Exercise –
The records are to be copied in their entirety, exactly as given.

*** Opening of Source records ***

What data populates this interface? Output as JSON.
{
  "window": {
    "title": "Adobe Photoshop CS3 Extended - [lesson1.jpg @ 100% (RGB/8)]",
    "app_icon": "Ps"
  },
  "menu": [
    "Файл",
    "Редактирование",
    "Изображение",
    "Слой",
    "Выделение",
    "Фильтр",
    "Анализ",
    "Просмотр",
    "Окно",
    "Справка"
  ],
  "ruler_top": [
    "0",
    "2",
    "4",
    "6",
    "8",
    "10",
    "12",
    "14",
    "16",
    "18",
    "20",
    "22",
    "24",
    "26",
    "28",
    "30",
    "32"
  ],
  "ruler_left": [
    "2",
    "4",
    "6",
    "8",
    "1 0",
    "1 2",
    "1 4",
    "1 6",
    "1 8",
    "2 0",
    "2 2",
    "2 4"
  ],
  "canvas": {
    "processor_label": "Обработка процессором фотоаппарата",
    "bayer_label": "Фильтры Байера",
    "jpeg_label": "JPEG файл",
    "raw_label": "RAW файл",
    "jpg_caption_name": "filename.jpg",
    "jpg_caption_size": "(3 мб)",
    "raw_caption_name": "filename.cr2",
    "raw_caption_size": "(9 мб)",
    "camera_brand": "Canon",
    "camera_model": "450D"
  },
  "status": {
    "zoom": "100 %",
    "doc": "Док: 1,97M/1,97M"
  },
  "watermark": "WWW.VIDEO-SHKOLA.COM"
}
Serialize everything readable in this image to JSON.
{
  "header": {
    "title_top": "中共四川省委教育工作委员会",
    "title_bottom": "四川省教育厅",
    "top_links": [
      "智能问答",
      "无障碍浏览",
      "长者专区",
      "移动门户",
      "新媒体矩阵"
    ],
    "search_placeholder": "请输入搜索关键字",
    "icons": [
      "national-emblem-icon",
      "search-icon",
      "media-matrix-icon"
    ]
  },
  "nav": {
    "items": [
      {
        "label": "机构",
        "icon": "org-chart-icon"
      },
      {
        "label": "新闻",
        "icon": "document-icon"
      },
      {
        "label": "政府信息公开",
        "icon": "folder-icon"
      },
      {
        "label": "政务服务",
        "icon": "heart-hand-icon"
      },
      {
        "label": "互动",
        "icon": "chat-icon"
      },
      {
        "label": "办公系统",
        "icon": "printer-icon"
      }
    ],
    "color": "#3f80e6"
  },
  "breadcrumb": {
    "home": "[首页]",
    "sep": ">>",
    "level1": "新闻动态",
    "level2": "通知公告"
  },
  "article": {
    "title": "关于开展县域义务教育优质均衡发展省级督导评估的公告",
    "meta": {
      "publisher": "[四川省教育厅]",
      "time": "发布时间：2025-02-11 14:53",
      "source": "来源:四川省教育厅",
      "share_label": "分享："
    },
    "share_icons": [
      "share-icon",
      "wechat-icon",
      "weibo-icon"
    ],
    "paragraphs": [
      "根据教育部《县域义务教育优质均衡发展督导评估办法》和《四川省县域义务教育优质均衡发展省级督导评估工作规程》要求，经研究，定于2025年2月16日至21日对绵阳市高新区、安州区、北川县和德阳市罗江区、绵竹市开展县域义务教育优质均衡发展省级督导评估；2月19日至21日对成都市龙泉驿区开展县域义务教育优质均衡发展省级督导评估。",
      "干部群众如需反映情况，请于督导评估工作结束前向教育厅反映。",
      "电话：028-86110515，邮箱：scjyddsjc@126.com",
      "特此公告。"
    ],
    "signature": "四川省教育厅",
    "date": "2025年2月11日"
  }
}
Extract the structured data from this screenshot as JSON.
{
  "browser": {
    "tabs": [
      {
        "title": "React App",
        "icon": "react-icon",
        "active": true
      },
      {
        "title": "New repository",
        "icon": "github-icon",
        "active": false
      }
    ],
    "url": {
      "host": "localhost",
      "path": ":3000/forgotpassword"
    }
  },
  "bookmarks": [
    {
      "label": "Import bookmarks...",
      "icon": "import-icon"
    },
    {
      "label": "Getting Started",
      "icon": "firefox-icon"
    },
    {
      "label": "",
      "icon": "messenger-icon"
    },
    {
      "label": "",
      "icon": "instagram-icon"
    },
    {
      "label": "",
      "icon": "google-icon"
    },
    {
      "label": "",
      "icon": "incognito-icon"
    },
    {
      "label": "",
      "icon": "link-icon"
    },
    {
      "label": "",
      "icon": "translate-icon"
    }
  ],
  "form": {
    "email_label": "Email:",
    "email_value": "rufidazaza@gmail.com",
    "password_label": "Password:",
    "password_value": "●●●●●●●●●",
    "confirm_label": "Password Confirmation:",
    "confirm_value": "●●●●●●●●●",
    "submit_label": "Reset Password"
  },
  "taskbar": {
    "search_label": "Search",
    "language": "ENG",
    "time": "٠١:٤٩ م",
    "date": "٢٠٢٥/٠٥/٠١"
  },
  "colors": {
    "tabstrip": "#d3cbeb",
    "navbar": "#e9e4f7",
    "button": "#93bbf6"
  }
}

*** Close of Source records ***

Reply –
What data populates this interface? Output as JSON.
{
  "window": {
    "title": "Adobe Photoshop CS3 Extended - [lesson1.jpg @ 100% (RGB/8)]",
    "app_icon": "Ps"
  },
  "menu": [
    "Файл",
    "Редактирование",
    "Изображение",
    "Слой",
    "Выделение",
    "Фильтр",
    "Анализ",
    "Просмотр",
    "Окно",
    "Справка"
  ],
  "ruler_top": [
    "0",
    "2",
    "4",
    "6",
    "8",
    "10",
    "12",
    "14",
    "16",
    "18",
    "20",
    "22",
    "24",
    "26",
    "28",
    "30",
    "32"
  ],
  "ruler_left": [
    "2",
    "4",
    "6",
    "8",
    "1 0",
    "1 2",
    "1 4",
    "1 6",
    "1 8",
    "2 0",
    "2 2",
    "2 4"
  ],
  "canvas": {
    "processor_label": "Обработка процессором фотоаппарата",
    "bayer_label": "Фильтры Байера",
    "jpeg_label": "JPEG файл",
    "raw_label": "RAW файл",
    "jpg_caption_name": "filename.jpg",
    "jpg_caption_size": "(3 мб)",
    "raw_caption_name": "filename.cr2",
    "raw_caption_size": "(9 мб)",
    "camera_brand": "Canon",
    "camera_model": "450D"
  },
  "status": {
    "zoom": "100 %",
    "doc": "Док: 1,97M/1,97M"
  },
  "watermark": "WWW.VIDEO-SHKOLA.COM"
}
Serialize everything readable in this image to JSON.
{
  "header": {
    "title_top": "中共四川省委教育工作委员会",
    "title_bottom": "四川省教育厅",
    "top_links": [
      "智能问答",
      "无障碍浏览",
      "长者专区",
      "移动门户",
      "新媒体矩阵"
    ],
    "search_placeholder": "请输入搜索关键字",
    "icons": [
      "national-emblem-icon",
      "search-icon",
      "media-matrix-icon"
    ]
  },
  "nav": {
    "items": [
      {
        "label": "机构",
        "icon": "org-chart-icon"
      },
      {
        "label": "新闻",
        "icon": "document-icon"
      },
      {
        "label": "政府信息公开",
        "icon": "folder-icon"
      },
      {
        "label": "政务服务",
        "icon": "heart-hand-icon"
      },
      {
        "label": "互动",
        "icon": "chat-icon"
      },
      {
        "label": "办公系统",
        "icon": "printer-icon"
      }
    ],
    "color": "#3f80e6"
  },
  "breadcrumb": {
    "home": "[首页]",
    "sep": ">>",
    "level1": "新闻动态",
    "level2": "通知公告"
  },
  "article": {
    "title": "关于开展县域义务教育优质均衡发展省级督导评估的公告",
    "meta": {
      "publisher": "[四川省教育厅]",
      "time": "发布时间：2025-02-11 14:53",
      "source": "来源:四川省教育厅",
      "share_label": "分享："
    },
    "share_icons": [
      "share-icon",
      "wechat-icon",
      "weibo-icon"
    ],
    "paragraphs": [
      "根据教育部《县域义务教育优质均衡发展督导评估办法》和《四川省县域义务教育优质均衡发展省级督导评估工作规程》要求，经研究，定于2025年2月16日至21日对绵阳市高新区、安州区、北川县和德阳市罗江区、绵竹市开展县域义务教育优质均衡发展省级督导评估；2月19日至21日对成都市龙泉驿区开展县域义务教育优质均衡发展省级督导评估。",
      "干部群众如需反映情况，请于督导评估工作结束前向教育厅反映。",
      "电话：028-86110515，邮箱：scjyddsjc@126.com",
      "特此公告。"
    ],
    "signature": "四川省教育厅",
    "date": "2025年2月11日"
  }
}
Extract the structured data from this screenshot as JSON.
{
  "browser": {
    "tabs": [
      {
        "title": "React App",
        "icon": "react-icon",
        "active": true
      },
      {
        "title": "New repository",
        "icon": "github-icon",
        "active": false
      }
    ],
    "url": {
      "host": "localhost",
      "path": ":3000/forgotpassword"
    }
  },
  "bookmarks": [
    {
      "label": "Import bookmarks...",
      "icon": "import-icon"
    },
    {
      "label": "Getting Started",
      "icon": "firefox-icon"
    },
    {
      "label": "",
      "icon": "messenger-icon"
    },
    {
      "label": "",
      "icon": "instagram-icon"
    },
    {
      "label": "",
      "icon": "google-icon"
    },
    {
      "label": "",
      "icon": "incognito-icon"
    },
    {
      "label": "",
      "icon": "link-icon"
    },
    {
      "label": "",
      "icon": "translate-icon"
    }
  ],
  "form": {
    "email_label": "Email:",
    "email_value": "rufidazaza@gmail.com",
    "password_label": "Password:",
    "password_value": "●●●●●●●●●",
    "confirm_label": "Password Confirmation:",
    "confirm_value": "●●●●●●●●●",
    "submit_label": "Reset Password"
  },
  "taskbar": {
    "search_label": "Search",
    "language": "ENG",
    "time": "٠١:٤٩ م",
    "date": "٢٠٢٥/٠٥/٠١"
  },
  "colors": {
    "tabstrip": "#d3cbeb",
    "navbar": "#e9e4f7",
    "button": "#93bbf6"
  }
}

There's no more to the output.